The unnecessary debate over the bathrooms
State Senator Tom Casperson, a Republican from Escanaba, wants the voters to send him to Congress next year. He’s served almost twelve years in the legislature, and ought to know something about Michigan and its problems. And, he hopes to do something about one of them before he leaves Lansing.
You might think our major problems were things like Detroit’s collapsing schools and the unaffordability of higher education, or our bloated and hugely expensive prison system. There’s the fact that our roads are still falling apart despite the legislature’s passing a grossly inadequate scheme to fix them last year.
And then there is Flint, and the state’s crumbling infrastructure.
But those things aren’t what motivate Casperson. No, he wants to introduce a bill that would force Michigan students to “only use bathrooms and locker rooms matching their birth” sex, unless they have written consent from a parent.
Even then, transgender students couldn’t use the bathrooms of their choice, quote, “if those facilities are in use or could be in use,” which is to say, all the time.
During a recent interview on this station, Casperson confessed he was really bothered by the idea of children of the opposite sex sharing the same bathroom.
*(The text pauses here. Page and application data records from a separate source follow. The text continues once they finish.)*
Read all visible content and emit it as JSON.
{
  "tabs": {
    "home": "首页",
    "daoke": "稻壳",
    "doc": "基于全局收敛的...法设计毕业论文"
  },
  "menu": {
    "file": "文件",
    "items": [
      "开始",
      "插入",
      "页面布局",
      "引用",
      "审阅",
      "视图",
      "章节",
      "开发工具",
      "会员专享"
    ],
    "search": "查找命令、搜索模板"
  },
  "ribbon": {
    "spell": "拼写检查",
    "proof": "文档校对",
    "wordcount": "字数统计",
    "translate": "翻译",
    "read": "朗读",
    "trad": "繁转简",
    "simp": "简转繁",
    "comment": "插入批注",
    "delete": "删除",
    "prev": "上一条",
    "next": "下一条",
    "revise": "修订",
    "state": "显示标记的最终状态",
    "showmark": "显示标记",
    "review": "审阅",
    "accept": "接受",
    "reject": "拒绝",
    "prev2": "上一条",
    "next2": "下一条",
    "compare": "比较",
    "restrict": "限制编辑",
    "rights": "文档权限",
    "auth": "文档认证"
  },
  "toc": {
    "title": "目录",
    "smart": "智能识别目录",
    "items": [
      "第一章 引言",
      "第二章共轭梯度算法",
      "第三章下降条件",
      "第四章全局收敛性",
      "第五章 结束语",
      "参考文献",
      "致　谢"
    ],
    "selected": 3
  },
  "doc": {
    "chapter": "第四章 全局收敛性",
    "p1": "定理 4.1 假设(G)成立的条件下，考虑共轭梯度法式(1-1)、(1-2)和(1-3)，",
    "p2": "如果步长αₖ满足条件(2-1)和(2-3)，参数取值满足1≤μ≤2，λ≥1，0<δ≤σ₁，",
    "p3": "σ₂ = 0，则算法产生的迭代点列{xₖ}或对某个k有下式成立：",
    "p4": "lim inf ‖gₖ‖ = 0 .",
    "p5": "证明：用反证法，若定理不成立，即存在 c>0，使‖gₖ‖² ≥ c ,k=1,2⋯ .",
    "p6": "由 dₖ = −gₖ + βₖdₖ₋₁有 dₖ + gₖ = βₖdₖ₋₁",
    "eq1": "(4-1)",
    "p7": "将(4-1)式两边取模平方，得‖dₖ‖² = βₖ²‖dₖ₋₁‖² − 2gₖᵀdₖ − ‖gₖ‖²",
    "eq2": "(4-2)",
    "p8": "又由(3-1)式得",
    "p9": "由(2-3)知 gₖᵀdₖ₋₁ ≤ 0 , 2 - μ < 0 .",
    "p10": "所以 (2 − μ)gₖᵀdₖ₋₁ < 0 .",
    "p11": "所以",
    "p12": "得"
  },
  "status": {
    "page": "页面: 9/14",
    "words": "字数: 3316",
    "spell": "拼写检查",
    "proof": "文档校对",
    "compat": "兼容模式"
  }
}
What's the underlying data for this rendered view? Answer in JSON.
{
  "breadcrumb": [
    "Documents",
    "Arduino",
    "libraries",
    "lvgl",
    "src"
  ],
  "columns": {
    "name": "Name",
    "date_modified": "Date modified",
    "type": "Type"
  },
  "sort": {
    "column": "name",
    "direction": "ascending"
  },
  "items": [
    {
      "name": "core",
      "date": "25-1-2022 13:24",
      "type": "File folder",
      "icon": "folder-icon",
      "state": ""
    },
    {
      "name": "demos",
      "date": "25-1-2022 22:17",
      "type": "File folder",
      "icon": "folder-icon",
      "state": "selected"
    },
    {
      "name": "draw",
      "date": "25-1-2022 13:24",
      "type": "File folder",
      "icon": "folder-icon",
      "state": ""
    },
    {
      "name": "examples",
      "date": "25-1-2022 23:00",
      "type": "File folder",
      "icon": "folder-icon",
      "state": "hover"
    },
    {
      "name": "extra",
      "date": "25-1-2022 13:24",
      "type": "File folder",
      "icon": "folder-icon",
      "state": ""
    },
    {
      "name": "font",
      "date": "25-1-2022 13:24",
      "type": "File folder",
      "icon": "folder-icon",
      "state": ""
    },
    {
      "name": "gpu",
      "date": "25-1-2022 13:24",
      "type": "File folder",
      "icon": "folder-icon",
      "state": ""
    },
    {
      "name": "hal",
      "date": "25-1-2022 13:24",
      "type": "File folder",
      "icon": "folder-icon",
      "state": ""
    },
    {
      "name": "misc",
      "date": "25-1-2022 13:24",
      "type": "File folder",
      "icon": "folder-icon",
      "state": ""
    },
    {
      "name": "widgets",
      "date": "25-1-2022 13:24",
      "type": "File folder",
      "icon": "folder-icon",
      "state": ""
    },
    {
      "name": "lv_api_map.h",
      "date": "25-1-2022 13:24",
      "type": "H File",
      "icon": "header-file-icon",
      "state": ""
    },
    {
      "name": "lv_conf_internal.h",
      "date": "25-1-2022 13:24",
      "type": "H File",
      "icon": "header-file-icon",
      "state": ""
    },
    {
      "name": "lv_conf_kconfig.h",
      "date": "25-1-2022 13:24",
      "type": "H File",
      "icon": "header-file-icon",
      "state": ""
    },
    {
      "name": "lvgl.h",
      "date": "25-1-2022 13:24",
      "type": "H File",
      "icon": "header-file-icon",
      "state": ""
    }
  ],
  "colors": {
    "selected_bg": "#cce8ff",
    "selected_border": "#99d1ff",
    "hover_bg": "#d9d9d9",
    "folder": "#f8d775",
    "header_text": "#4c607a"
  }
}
Well, I knew what liberals would think about that, so yesterday I talked to a conservative, a 63-year-old automotive engineer from Howell, who has been very active in the Republican Party, identifies as an evangelical Christian, and once nearly ran for the legislature.
Casperson is undoubtedly motivated by “fear and ignorance,” the engineer said. “The idea that people go the bathroom to look at other people, or worse.”
My conservative engineer should know something about that. Jayne Locke worked for Ford Motor Company for nearly 30 years, until she lost her job as a product development engineer when the great automotive downsizing kicked in.
But for most of that time, Jayne Locke was Jay Locke. Yes, she is transgender. She doesn’t think this is why she lost her Ford job, but thinks it’s why she has had great difficulty finding one since. Locke is hardly a slouch as an engineer; she holds two patents, one for a superior form of metal armor.
Her life hasn’t been easy. She only went public with who she was a few years ago; before that, though she always felt that she was a woman, she married twice and has two biological sons. Today, her relationship with them is difficult.
However, perhaps surprisingly, she said that most people where she lives have been accepting and supportive. Not so much the transgender community, however; there aren’t a lot of conservatives or committed Christians there. I told her I thought she was a brave person.
She replied, “it took more bravery to live acting a role in a play I never wanted or chose to be in for 57 years.” What she would like is for people to know that trans people are just as diverse as any other community. They don’t all like the same food or vote the same way.
And she’d like Senator Casperson and his colleagues to know that they don’t go to the bathroom to bother people, they go for the same reasons we all do.
They just don’t want to be bullied while they are there.
Jack Lessenberry is Michigan Radio's political analyst. Views expressed in his essays are his own and do not necessarily reflect those of Michigan Radio, its management or the station licensee, The University of Michigan.